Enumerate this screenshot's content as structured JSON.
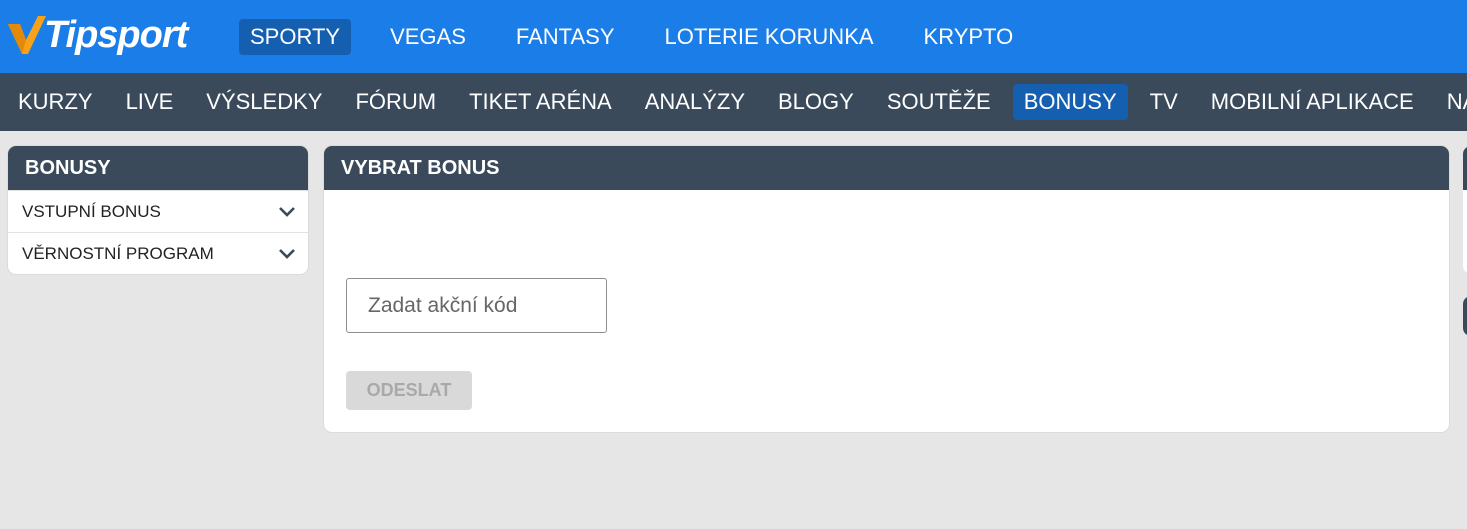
{
  "brand": {
    "name": "Tipsport",
    "accent": "#1a7de8",
    "logo_mark": "#f7a21b"
  },
  "top_nav": [
    {
      "label": "SPORTY",
      "active": true
    },
    {
      "label": "VEGAS"
    },
    {
      "label": "FANTASY"
    },
    {
      "label": "LOTERIE KORUNKA"
    },
    {
      "label": "KRYPTO"
    }
  ],
  "sub_nav": [
    {
      "label": "KURZY"
    },
    {
      "label": "LIVE"
    },
    {
      "label": "VÝSLEDKY"
    },
    {
      "label": "FÓRUM"
    },
    {
      "label": "TIKET ARÉNA"
    },
    {
      "label": "ANALÝZY"
    },
    {
      "label": "BLOGY"
    },
    {
      "label": "SOUTĚŽE"
    },
    {
      "label": "BONUSY",
      "active": true
    },
    {
      "label": "TV"
    },
    {
      "label": "MOBILNÍ APLIKACE"
    },
    {
      "label": "NÁPADY"
    }
  ],
  "sidebar": {
    "title": "BONUSY",
    "items": [
      {
        "label": "VSTUPNÍ BONUS",
        "icon": "chevron-down-icon"
      },
      {
        "label": "VĚRNOSTNÍ PROGRAM",
        "icon": "chevron-down-icon"
      }
    ]
  },
  "main": {
    "title": "VYBRAT BONUS",
    "code_input": {
      "value": "",
      "placeholder": "Zadat akční kód"
    },
    "submit_label": "ODESLAT"
  }
}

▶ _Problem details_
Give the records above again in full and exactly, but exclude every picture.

▶ _Response to this exercise_
Enumerate this screenshot's content as structured JSON.
{
  "brand": {
    "name": "Tipsport",
    "accent": "#1a7de8",
    "logo_mark": "#f7a21b"
  },
  "top_nav": [
    {
      "label": "SPORTY",
      "active": true
    },
    {
      "label": "VEGAS"
    },
    {
      "label": "FANTASY"
    },
    {
      "label": "LOTERIE KORUNKA"
    },
    {
      "label": "KRYPTO"
    }
  ],
  "sub_nav": [
    {
      "label": "KURZY"
    },
    {
      "label": "LIVE"
    },
    {
      "label": "VÝSLEDKY"
    },
    {
      "label": "FÓRUM"
    },
    {
      "label": "TIKET ARÉNA"
    },
    {
      "label": "ANALÝZY"
    },
    {
      "label": "BLOGY"
    },
    {
      "label": "SOUTĚŽE"
    },
    {
      "label": "BONUSY",
      "active": true
    },
    {
      "label": "TV"
    },
    {
      "label": "MOBILNÍ APLIKACE"
    },
    {
      "label": "NÁPADY"
    }
  ],
  "sidebar": {
    "title": "BONUSY",
    "items": [
      {
        "label": "VSTUPNÍ BONUS",
        "icon": "chevron-down-icon"
      },
      {
        "label": "VĚRNOSTNÍ PROGRAM",
        "icon": "chevron-down-icon"
      }
    ]
  },
  "main": {
    "title": "VYBRAT BONUS",
    "code_input": {
      "value": "",
      "placeholder": "Zadat akční kód"
    },
    "submit_label": "ODESLAT"
  }
}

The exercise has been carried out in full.